Data records for software interfaces
<<<<
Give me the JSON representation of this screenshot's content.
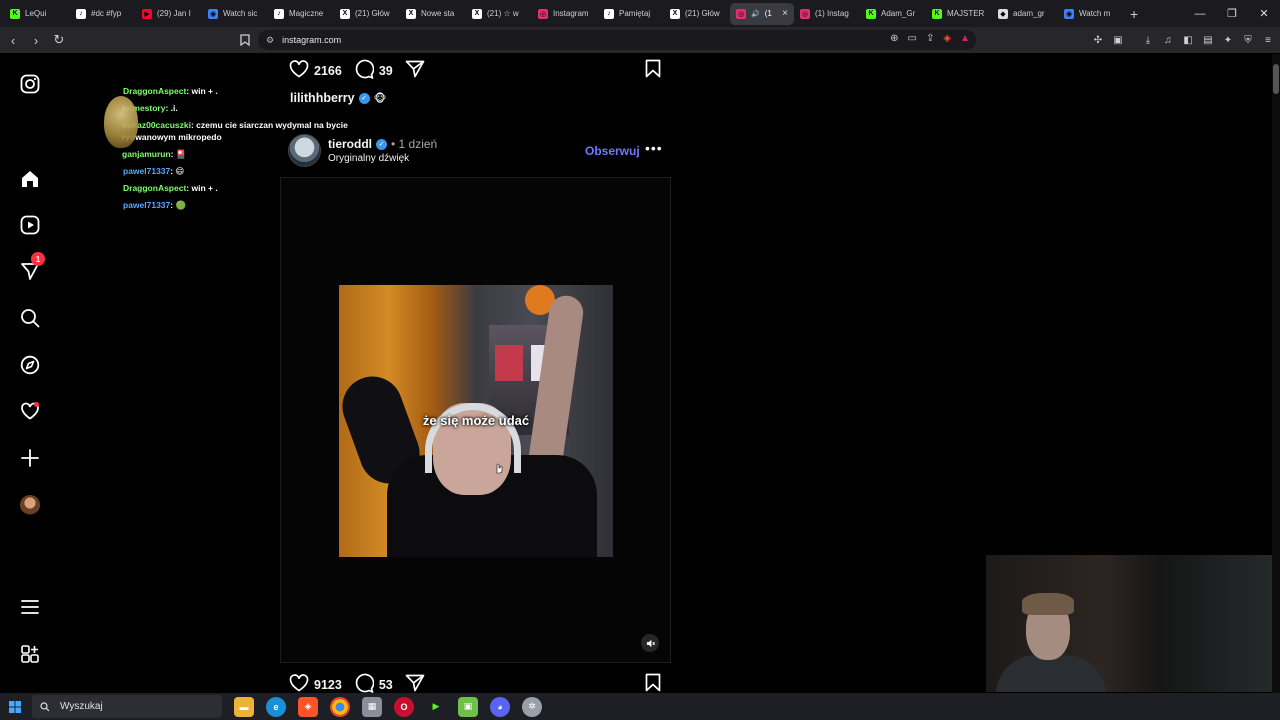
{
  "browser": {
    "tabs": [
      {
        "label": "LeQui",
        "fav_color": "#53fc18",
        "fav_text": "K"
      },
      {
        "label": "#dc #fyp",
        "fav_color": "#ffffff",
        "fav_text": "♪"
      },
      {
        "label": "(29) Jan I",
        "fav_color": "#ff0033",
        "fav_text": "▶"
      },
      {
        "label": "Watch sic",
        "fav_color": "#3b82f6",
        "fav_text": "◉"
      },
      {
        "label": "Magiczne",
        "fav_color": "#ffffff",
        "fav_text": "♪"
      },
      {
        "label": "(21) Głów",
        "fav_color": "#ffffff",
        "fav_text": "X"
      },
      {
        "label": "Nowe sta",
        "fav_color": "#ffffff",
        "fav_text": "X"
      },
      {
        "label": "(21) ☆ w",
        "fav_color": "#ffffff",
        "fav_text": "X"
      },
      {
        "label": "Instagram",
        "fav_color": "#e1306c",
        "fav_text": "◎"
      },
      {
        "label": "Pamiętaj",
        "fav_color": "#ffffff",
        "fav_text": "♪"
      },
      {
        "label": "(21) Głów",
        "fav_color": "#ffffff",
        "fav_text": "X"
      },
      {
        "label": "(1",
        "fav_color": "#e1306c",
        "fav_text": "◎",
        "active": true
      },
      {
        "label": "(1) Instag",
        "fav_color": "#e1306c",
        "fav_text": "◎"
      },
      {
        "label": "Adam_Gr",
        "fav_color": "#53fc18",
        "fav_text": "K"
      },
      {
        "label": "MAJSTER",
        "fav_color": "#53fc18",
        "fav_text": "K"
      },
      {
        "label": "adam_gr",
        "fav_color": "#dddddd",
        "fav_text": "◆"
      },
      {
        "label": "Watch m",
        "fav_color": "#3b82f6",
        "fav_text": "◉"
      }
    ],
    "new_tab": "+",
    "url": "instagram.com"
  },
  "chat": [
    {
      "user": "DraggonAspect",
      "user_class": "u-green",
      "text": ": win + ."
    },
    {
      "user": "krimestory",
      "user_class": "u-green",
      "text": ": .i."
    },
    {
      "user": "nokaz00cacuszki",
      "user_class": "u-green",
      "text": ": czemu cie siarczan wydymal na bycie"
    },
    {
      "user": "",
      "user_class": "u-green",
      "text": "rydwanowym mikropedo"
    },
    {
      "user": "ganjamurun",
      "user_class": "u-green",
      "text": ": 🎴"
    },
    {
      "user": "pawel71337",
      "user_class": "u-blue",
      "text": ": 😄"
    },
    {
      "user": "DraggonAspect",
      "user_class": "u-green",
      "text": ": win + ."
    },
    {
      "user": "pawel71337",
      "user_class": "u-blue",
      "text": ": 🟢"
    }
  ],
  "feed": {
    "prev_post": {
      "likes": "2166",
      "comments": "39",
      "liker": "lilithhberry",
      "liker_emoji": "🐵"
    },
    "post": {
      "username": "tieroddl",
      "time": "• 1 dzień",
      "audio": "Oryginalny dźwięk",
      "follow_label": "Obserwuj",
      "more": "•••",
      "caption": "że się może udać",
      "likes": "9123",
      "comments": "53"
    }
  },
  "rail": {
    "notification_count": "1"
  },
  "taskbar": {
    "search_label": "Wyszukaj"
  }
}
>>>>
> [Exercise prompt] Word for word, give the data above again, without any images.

> [Task output]
Give me the JSON representation of this screenshot's content.
{
  "browser": {
    "tabs": [
      {
        "label": "LeQui",
        "fav_color": "#53fc18",
        "fav_text": "K"
      },
      {
        "label": "#dc #fyp",
        "fav_color": "#ffffff",
        "fav_text": "♪"
      },
      {
        "label": "(29) Jan I",
        "fav_color": "#ff0033",
        "fav_text": "▶"
      },
      {
        "label": "Watch sic",
        "fav_color": "#3b82f6",
        "fav_text": "◉"
      },
      {
        "label": "Magiczne",
        "fav_color": "#ffffff",
        "fav_text": "♪"
      },
      {
        "label": "(21) Głów",
        "fav_color": "#ffffff",
        "fav_text": "X"
      },
      {
        "label": "Nowe sta",
        "fav_color": "#ffffff",
        "fav_text": "X"
      },
      {
        "label": "(21) ☆ w",
        "fav_color": "#ffffff",
        "fav_text": "X"
      },
      {
        "label": "Instagram",
        "fav_color": "#e1306c",
        "fav_text": "◎"
      },
      {
        "label": "Pamiętaj",
        "fav_color": "#ffffff",
        "fav_text": "♪"
      },
      {
        "label": "(21) Głów",
        "fav_color": "#ffffff",
        "fav_text": "X"
      },
      {
        "label": "(1",
        "fav_color": "#e1306c",
        "fav_text": "◎",
        "active": true
      },
      {
        "label": "(1) Instag",
        "fav_color": "#e1306c",
        "fav_text": "◎"
      },
      {
        "label": "Adam_Gr",
        "fav_color": "#53fc18",
        "fav_text": "K"
      },
      {
        "label": "MAJSTER",
        "fav_color": "#53fc18",
        "fav_text": "K"
      },
      {
        "label": "adam_gr",
        "fav_color": "#dddddd",
        "fav_text": "◆"
      },
      {
        "label": "Watch m",
        "fav_color": "#3b82f6",
        "fav_text": "◉"
      }
    ],
    "new_tab": "+",
    "url": "instagram.com"
  },
  "chat": [
    {
      "user": "DraggonAspect",
      "user_class": "u-green",
      "text": ": win + ."
    },
    {
      "user": "krimestory",
      "user_class": "u-green",
      "text": ": .i."
    },
    {
      "user": "nokaz00cacuszki",
      "user_class": "u-green",
      "text": ": czemu cie siarczan wydymal na bycie"
    },
    {
      "user": "",
      "user_class": "u-green",
      "text": "rydwanowym mikropedo"
    },
    {
      "user": "ganjamurun",
      "user_class": "u-green",
      "text": ": 🎴"
    },
    {
      "user": "pawel71337",
      "user_class": "u-blue",
      "text": ": 😄"
    },
    {
      "user": "DraggonAspect",
      "user_class": "u-green",
      "text": ": win + ."
    },
    {
      "user": "pawel71337",
      "user_class": "u-blue",
      "text": ": 🟢"
    }
  ],
  "feed": {
    "prev_post": {
      "likes": "2166",
      "comments": "39",
      "liker": "lilithhberry",
      "liker_emoji": "🐵"
    },
    "post": {
      "username": "tieroddl",
      "time": "• 1 dzień",
      "audio": "Oryginalny dźwięk",
      "follow_label": "Obserwuj",
      "more": "•••",
      "caption": "że się może udać",
      "likes": "9123",
      "comments": "53"
    }
  },
  "rail": {
    "notification_count": "1"
  },
  "taskbar": {
    "search_label": "Wyszukaj"
  }
}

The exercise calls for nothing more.